== TASK INPUT ==
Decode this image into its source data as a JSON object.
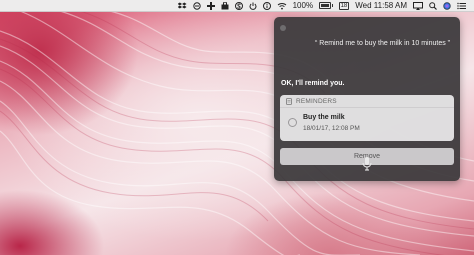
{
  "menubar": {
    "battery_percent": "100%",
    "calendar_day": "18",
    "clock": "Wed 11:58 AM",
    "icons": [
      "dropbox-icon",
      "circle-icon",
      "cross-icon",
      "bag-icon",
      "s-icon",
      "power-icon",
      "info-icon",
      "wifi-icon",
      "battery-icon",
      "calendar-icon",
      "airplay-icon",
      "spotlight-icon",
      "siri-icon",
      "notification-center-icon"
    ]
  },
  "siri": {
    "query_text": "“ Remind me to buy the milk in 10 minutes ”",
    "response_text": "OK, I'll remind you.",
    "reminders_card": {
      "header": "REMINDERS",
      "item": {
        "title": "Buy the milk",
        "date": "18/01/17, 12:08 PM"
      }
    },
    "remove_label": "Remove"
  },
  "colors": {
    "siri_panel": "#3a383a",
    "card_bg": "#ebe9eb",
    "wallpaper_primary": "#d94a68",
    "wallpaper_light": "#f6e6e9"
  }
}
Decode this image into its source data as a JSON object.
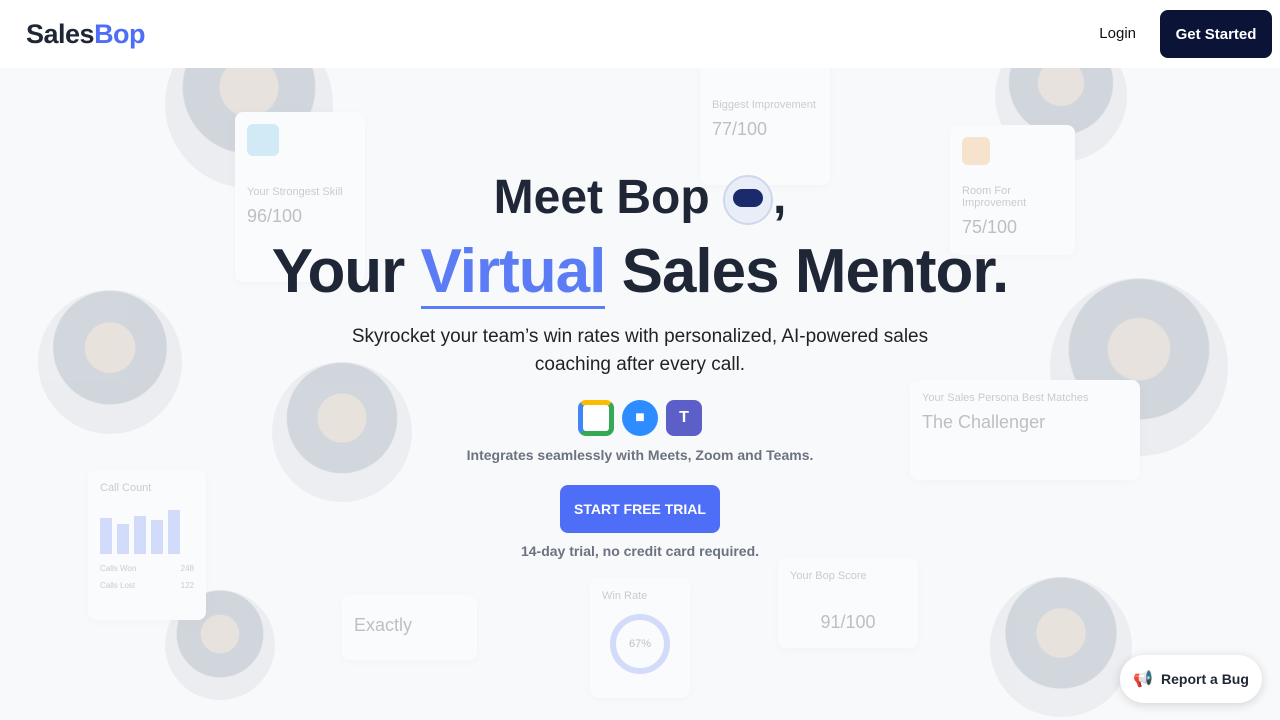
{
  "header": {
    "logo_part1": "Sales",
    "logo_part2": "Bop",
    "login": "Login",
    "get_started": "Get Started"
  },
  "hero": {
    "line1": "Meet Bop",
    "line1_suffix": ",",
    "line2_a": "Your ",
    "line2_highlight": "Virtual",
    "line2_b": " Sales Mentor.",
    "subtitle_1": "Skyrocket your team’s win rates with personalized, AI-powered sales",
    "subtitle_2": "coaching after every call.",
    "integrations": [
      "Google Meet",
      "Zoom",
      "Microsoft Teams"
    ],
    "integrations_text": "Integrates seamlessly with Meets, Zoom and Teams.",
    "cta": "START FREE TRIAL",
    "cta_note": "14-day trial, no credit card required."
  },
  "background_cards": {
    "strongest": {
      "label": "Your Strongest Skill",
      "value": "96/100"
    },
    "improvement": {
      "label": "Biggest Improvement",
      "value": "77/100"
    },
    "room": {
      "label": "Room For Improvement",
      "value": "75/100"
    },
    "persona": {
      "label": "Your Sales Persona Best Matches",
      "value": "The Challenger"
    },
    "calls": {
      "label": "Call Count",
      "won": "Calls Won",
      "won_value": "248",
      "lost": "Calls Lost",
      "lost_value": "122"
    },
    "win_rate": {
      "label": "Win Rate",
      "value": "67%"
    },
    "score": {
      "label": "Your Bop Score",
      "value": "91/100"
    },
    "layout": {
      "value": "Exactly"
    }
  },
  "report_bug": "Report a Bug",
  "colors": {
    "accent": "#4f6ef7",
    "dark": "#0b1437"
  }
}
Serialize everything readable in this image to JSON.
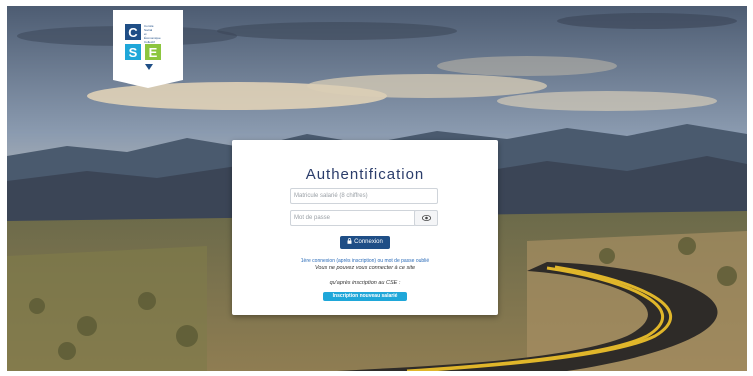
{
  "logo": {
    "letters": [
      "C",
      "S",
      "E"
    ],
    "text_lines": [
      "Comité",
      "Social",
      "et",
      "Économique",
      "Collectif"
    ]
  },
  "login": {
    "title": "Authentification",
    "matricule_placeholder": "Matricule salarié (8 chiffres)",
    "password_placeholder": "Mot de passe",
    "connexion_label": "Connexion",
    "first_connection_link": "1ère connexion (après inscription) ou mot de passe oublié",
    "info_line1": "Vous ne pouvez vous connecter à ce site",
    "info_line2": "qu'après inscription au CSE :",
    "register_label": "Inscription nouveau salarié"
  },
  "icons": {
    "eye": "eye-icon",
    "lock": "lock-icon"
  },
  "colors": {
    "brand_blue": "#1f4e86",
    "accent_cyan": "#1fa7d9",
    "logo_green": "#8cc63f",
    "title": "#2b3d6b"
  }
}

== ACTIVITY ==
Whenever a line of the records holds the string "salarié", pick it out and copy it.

== EXERCISE SOLUTION ==
    "matricule_placeholder": "Matricule salarié (8 chiffres)",
    "register_label": "Inscription nouveau salarié"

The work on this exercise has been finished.